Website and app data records
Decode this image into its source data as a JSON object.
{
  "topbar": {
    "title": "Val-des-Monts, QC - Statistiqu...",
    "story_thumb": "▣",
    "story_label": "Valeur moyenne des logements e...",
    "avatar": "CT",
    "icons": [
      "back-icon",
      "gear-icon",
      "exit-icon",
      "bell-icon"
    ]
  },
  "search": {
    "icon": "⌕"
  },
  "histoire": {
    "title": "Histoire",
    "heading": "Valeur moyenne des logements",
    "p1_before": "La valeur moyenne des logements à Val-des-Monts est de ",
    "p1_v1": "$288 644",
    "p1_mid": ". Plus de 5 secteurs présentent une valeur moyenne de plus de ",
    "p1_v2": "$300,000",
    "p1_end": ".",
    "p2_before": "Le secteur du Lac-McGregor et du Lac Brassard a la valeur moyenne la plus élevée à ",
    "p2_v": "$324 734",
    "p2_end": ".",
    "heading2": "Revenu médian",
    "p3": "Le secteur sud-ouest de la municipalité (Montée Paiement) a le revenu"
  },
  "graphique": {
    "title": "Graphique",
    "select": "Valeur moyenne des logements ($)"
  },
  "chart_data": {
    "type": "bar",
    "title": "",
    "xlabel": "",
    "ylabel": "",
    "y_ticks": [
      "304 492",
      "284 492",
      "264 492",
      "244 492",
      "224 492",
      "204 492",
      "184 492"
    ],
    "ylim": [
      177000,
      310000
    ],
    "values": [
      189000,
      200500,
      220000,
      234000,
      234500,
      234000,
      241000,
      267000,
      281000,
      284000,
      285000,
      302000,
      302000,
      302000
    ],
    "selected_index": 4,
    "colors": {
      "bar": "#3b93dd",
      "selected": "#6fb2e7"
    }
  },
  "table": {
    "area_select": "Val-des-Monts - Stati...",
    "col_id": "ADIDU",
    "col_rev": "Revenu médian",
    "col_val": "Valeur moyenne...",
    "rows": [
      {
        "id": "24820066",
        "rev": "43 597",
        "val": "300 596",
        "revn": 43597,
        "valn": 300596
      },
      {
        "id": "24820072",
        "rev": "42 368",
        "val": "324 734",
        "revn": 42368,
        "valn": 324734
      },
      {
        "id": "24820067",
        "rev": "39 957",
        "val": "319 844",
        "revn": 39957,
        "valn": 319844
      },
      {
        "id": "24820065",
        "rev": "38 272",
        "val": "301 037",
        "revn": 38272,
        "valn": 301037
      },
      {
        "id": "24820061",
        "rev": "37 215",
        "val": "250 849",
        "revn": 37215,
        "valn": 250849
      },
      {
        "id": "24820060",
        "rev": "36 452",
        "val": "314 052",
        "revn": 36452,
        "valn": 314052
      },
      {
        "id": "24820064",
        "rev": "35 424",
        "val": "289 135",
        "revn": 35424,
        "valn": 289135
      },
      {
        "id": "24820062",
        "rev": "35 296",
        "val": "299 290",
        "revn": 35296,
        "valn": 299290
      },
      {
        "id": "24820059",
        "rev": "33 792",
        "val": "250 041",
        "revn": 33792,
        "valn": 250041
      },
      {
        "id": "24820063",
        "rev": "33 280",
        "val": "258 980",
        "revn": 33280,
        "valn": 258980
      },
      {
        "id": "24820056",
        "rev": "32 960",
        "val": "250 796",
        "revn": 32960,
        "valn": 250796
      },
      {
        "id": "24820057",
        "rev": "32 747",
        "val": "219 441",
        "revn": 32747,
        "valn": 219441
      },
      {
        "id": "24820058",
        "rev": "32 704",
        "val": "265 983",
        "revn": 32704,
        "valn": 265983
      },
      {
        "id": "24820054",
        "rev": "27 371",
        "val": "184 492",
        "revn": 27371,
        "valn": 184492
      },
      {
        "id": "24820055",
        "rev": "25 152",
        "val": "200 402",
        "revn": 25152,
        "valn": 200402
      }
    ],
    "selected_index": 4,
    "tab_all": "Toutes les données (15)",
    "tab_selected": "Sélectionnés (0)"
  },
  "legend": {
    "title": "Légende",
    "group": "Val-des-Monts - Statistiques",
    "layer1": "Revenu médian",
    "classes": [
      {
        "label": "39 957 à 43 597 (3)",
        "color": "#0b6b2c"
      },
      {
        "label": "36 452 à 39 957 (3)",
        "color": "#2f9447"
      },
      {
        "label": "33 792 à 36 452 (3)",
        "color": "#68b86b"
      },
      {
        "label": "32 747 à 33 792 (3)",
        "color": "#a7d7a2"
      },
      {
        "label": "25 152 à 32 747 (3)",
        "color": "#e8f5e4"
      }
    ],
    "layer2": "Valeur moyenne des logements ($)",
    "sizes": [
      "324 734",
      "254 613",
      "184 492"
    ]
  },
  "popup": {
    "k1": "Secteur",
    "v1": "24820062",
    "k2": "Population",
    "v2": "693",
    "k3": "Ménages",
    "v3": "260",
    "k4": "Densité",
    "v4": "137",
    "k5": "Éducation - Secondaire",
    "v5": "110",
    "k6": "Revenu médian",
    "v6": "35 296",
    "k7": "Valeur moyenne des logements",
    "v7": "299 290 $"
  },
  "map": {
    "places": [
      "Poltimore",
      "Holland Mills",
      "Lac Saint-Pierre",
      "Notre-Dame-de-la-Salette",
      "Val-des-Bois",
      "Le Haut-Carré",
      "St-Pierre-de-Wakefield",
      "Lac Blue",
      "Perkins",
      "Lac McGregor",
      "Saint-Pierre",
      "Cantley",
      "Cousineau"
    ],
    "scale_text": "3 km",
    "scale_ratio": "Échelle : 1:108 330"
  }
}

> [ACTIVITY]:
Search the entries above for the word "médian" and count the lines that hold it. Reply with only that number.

> [RESPONSE BELOW]:
4